6 E-Commerce Security Pointers for Marketers and Consumers Alike
In 2008, the total average costs of a data breach grew to $202 per record compromised, an increase of 2.5 percent since 2007 ($197 per record). The average total cost per reporting company also rose, growing to more than $6.6 million per breach (up from $6.3 million in 2007) and ranging from $613,000 to almost $32 million, according to a recent study from Ponemon Institute, an independent research firm that specializes in privacy, data protection and information security policy.
Online businesses must understand the kind of security measures and warning signs consumers increasingly look for on the web today. Here are six tips to help you see things through their eyes and plan your own security strategy accordingly:
1. Visual cues. Consumers need to protect themselves from “phishing sites,” phony websites set up by criminals to steal personal information. Simple visual cues can demonstrate that your site is safe and open for business. Consider, for example, the “http” in the URL address or the green address bar in the web browser.
These cues tell consumers that a website owner has invested in digital certificates verifying that a site is legitimate and that customer information will be encrypted during transactions.
2. Too much information. Phishing sites frequently lure consumers through “urgent” email alerts and then request personal information organizations should already have or information they clearly don't need for account activity.

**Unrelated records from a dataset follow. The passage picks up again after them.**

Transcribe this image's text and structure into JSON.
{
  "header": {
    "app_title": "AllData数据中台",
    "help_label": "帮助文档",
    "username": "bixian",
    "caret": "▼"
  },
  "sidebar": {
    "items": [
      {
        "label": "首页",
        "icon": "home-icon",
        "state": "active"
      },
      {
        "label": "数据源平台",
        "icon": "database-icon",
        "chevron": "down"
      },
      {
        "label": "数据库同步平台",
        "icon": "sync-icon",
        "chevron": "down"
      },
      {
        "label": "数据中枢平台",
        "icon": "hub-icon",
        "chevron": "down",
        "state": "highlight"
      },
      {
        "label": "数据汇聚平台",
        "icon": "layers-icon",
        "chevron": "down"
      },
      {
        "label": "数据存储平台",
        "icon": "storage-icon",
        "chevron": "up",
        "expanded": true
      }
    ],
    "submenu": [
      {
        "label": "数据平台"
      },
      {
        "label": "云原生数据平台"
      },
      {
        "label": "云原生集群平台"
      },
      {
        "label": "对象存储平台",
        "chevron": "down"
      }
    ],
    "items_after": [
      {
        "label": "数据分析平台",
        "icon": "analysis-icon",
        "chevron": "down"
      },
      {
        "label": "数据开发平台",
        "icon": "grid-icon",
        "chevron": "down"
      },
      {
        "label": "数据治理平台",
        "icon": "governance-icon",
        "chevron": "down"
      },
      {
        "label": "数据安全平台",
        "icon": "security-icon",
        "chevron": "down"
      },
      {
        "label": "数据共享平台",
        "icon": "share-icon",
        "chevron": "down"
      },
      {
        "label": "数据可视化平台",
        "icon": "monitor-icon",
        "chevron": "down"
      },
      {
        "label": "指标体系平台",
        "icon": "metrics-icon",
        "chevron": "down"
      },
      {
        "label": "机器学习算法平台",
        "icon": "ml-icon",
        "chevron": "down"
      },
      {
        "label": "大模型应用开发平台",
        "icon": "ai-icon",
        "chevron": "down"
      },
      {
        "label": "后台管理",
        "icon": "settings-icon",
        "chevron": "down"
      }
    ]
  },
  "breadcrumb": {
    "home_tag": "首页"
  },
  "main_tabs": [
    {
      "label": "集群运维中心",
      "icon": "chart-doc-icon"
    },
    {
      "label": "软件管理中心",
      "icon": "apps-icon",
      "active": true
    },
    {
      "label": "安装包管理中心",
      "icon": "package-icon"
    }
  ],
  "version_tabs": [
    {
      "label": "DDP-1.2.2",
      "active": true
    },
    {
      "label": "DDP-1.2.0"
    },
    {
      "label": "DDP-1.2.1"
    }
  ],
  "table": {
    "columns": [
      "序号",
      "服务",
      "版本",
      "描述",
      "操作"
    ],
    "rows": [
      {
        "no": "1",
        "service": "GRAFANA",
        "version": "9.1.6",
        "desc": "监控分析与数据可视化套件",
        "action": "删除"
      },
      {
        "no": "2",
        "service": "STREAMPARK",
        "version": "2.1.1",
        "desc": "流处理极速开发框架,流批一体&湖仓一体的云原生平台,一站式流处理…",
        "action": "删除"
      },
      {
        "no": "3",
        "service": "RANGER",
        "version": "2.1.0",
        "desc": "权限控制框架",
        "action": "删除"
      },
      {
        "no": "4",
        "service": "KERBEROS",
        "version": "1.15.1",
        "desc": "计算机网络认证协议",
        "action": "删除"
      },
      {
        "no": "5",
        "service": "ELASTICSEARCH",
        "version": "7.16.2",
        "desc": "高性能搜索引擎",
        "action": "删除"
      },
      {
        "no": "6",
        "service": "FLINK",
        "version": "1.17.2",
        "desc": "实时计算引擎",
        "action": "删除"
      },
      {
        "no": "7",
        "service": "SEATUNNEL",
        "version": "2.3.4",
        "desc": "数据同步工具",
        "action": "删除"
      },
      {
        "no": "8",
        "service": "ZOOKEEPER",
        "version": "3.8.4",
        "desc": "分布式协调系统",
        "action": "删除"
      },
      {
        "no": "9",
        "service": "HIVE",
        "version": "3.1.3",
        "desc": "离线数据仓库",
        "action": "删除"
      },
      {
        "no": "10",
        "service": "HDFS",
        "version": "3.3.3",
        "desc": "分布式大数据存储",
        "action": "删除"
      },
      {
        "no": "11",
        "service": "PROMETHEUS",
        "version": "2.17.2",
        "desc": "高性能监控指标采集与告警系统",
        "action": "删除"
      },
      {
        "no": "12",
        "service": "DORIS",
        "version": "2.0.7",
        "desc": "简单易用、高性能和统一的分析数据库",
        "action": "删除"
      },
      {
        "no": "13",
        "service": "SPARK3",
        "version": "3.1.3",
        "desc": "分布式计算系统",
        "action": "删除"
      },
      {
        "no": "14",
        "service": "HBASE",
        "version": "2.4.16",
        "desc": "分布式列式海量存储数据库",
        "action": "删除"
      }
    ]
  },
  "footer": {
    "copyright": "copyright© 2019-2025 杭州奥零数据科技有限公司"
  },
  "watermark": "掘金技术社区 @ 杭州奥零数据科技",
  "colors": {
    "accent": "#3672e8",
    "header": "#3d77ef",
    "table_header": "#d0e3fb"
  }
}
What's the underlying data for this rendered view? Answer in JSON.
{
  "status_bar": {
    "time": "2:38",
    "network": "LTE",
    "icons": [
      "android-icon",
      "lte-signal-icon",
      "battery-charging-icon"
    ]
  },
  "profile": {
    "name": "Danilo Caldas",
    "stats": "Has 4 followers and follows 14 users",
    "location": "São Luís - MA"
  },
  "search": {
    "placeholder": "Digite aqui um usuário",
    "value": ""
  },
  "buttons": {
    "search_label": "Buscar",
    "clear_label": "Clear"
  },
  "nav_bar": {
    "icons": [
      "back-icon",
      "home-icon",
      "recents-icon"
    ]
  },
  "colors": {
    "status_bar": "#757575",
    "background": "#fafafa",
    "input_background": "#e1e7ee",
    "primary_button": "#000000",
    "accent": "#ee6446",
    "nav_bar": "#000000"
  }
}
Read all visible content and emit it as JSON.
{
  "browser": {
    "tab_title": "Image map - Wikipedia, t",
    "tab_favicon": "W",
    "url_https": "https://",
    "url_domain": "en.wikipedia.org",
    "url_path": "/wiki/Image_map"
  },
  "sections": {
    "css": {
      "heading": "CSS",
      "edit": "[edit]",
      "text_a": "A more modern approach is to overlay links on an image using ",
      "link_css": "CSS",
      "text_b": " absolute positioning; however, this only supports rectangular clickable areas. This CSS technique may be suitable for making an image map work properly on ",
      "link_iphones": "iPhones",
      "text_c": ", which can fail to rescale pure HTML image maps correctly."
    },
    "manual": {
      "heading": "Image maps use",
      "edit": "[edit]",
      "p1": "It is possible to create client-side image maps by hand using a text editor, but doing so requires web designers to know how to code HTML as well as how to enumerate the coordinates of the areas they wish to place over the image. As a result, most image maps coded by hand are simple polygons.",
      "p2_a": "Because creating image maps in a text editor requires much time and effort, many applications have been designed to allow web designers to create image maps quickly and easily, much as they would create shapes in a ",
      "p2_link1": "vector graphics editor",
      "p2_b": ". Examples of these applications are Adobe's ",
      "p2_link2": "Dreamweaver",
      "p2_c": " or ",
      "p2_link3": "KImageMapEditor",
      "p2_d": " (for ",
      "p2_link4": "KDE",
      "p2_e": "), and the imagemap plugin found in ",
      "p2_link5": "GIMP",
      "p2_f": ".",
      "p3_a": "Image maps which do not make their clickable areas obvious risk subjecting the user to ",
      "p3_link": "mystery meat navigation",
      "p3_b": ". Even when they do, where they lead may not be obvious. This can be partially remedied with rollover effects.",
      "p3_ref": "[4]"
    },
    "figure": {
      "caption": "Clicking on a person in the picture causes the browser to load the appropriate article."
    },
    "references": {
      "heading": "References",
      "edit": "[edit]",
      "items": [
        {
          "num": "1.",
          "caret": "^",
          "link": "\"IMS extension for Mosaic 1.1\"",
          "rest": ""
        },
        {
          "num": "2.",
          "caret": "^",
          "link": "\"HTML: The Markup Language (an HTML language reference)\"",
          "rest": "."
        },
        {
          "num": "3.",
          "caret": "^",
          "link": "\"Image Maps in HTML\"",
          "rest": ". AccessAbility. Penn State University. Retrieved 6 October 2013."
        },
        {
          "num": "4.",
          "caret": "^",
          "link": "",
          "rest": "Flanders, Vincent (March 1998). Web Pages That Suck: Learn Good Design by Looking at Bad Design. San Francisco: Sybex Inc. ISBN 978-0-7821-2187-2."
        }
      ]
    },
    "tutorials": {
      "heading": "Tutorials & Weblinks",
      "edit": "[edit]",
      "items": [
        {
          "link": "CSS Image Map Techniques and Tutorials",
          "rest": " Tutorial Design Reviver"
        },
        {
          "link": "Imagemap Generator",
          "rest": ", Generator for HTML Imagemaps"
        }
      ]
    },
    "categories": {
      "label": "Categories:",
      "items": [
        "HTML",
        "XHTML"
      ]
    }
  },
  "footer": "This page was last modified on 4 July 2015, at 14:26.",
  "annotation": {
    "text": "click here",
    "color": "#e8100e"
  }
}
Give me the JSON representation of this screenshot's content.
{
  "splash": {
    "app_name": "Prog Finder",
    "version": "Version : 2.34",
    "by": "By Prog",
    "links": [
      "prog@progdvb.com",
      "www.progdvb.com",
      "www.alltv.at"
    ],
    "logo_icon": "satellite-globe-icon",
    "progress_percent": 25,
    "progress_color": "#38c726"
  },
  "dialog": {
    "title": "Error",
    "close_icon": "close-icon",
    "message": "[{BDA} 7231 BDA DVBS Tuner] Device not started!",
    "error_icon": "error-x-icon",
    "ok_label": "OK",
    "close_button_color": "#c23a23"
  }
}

These messages alert customers to account problems, account status changes, special sales offers or even the need for special security software downloads. These messages also include links to phony websites to get customers to input personal information.
Retailers’ sites generally don't need more than a name, shipping address, billing address, credit card type, card number and expiration date. Consumers should become suspicious whenever social security numbers or bank routing numbers are requested. Retailers don't need to execute customer downloads to upgrade site security. As a business rule, only collect what you need for the purpose of the transaction at hand.